It is telluric and found ubiquitously as an extremely resistant spore which can look like a pin. This is the form which is found in the gastro-intestinal tract of animals (and human beings) and is entirely harmless. When favourable conditions are present, however, it can germinate and produce the tetanus toxin.
The Nicolaier bacillus produces two endotoxins, tetanolysin and tetanospasmin. The first of these does not appear to be involved in the pathogenicity of the bacterium although the second which is coded for by the bacterial plasmid is responsible for the symptoms of tetanus.

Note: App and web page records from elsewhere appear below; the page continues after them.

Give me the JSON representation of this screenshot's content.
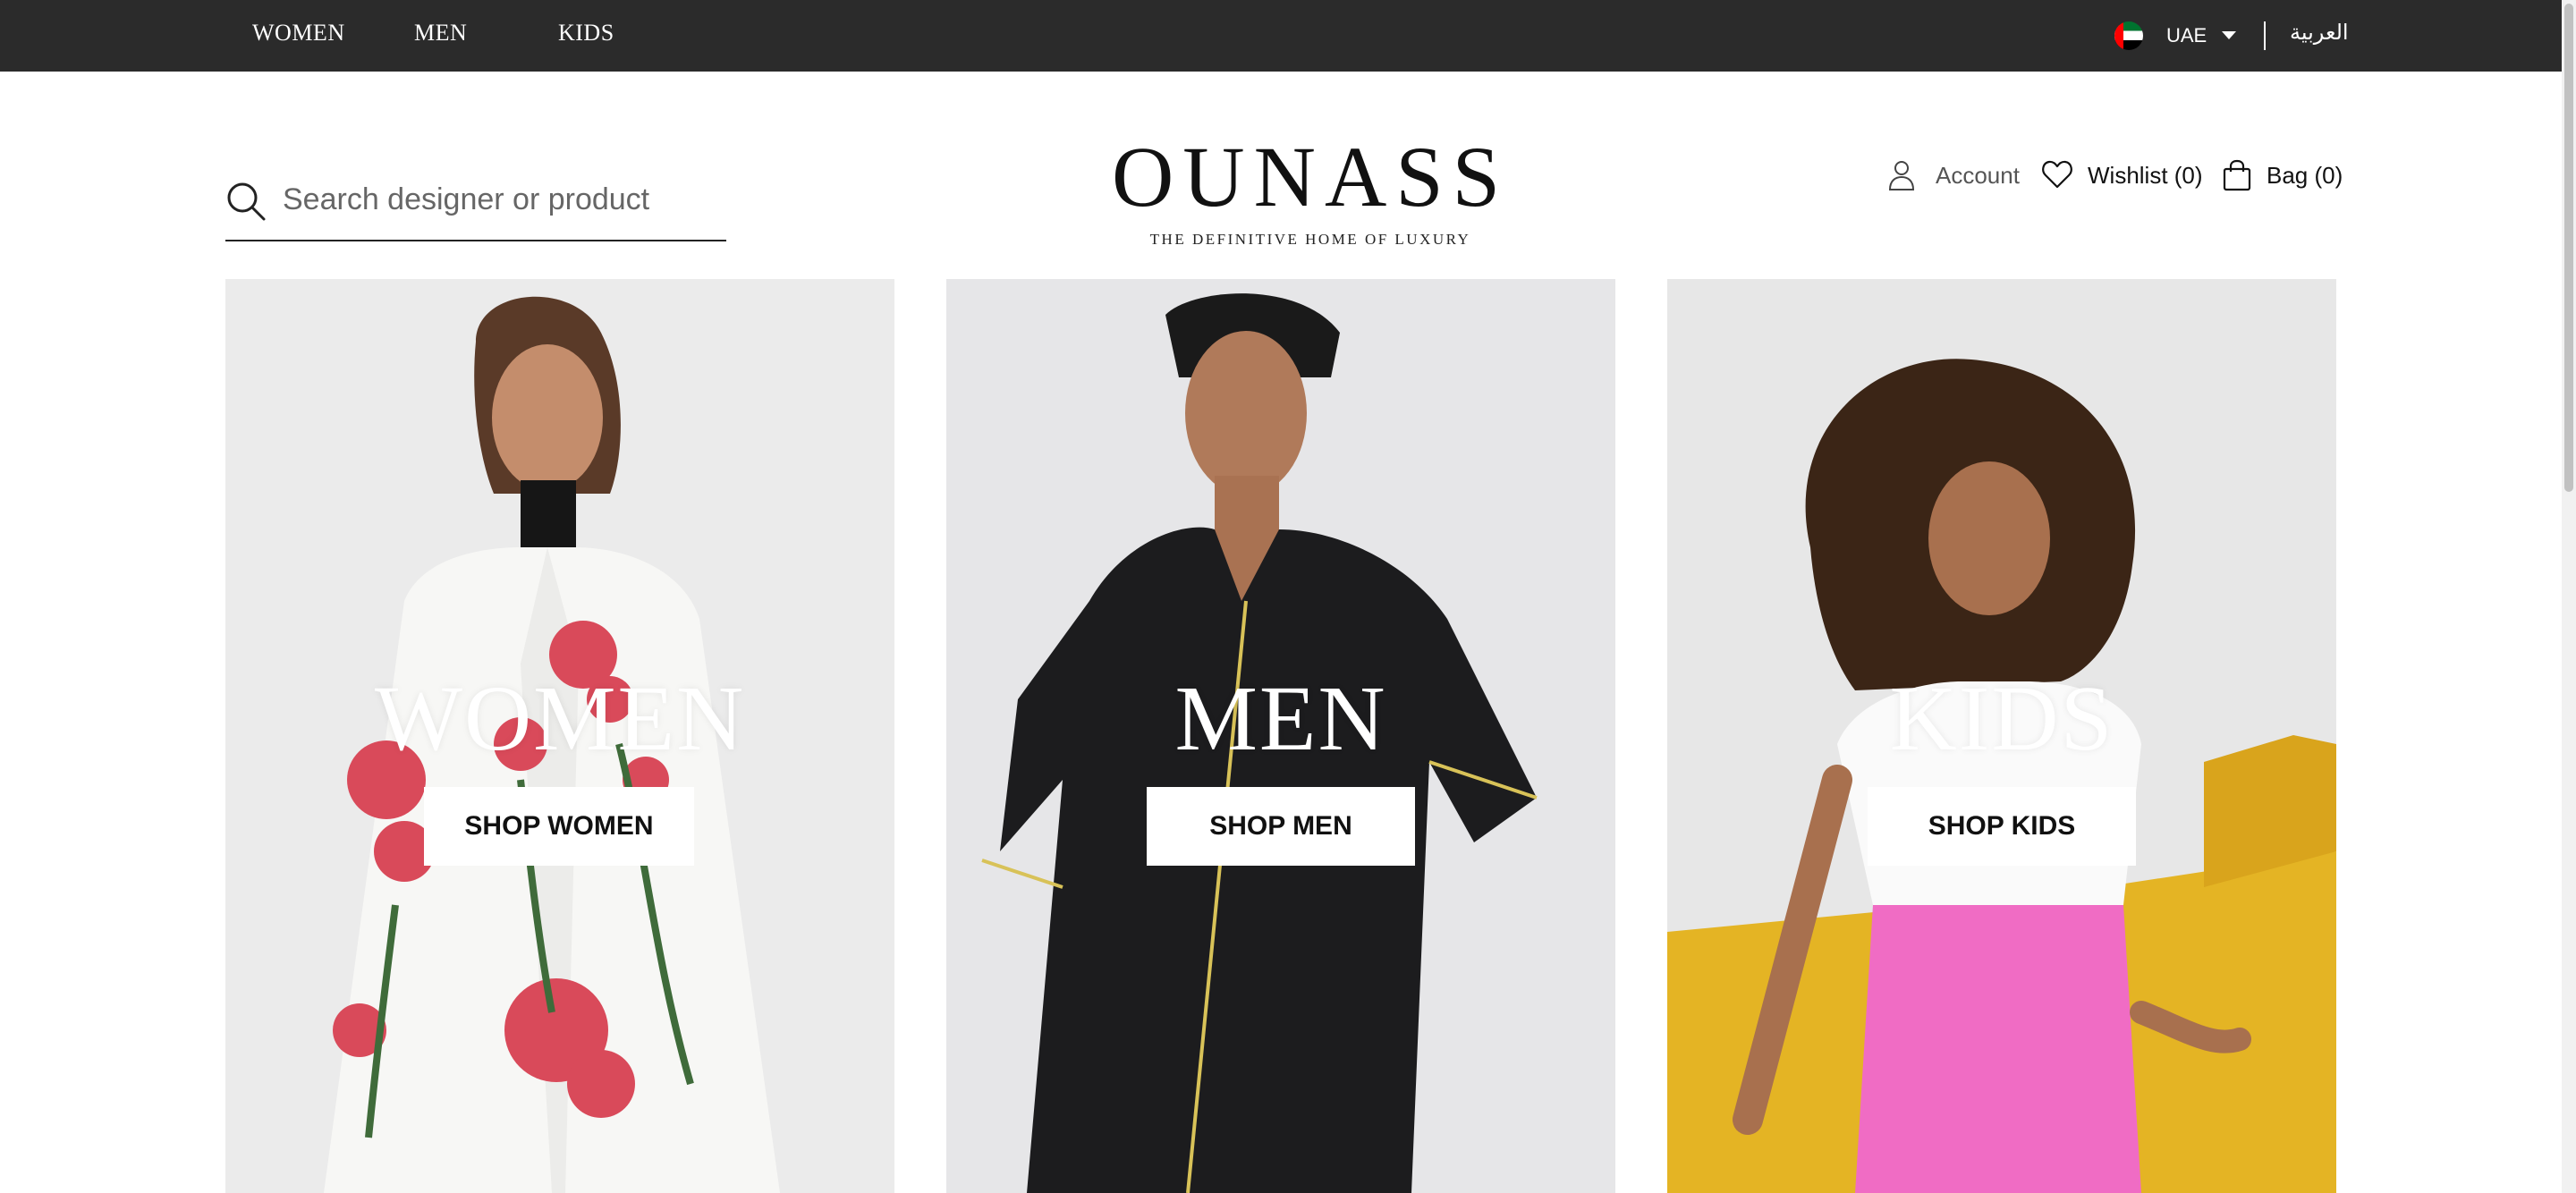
{
  "topbar": {
    "nav": [
      {
        "label": "WOMEN"
      },
      {
        "label": "MEN"
      },
      {
        "label": "KIDS"
      }
    ],
    "country": {
      "code": "UAE",
      "flag_icon": "uae-flag-icon"
    },
    "language_toggle": "العربية",
    "background": "#2b2b2b"
  },
  "header": {
    "search": {
      "placeholder": "Search designer or product",
      "value": ""
    },
    "logo": {
      "wordmark": "OUNASS",
      "tagline": "THE DEFINITIVE HOME OF LUXURY"
    },
    "account": {
      "label": "Account",
      "icon": "user-icon"
    },
    "wishlist": {
      "label": "Wishlist (0)",
      "icon": "heart-icon"
    },
    "bag": {
      "label": "Bag (0)",
      "icon": "shopping-bag-icon"
    }
  },
  "tiles": [
    {
      "title": "WOMEN",
      "button": "SHOP WOMEN"
    },
    {
      "title": "MEN",
      "button": "SHOP MEN"
    },
    {
      "title": "KIDS",
      "button": "SHOP KIDS"
    }
  ]
}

Tetanospasmin is initially produced as aprecursor and is then cleaved by bacterial proteases. It then becomes active, is recognised by a nerve receptor and is endocytosed. Within the neurone, the toxin then inhibits release of the neurotransmitters glycine and GABA, in other words it blocks inhibitory synapses which then causes the symptoms.
The Nicolaier bacillus causes tetanus. © DR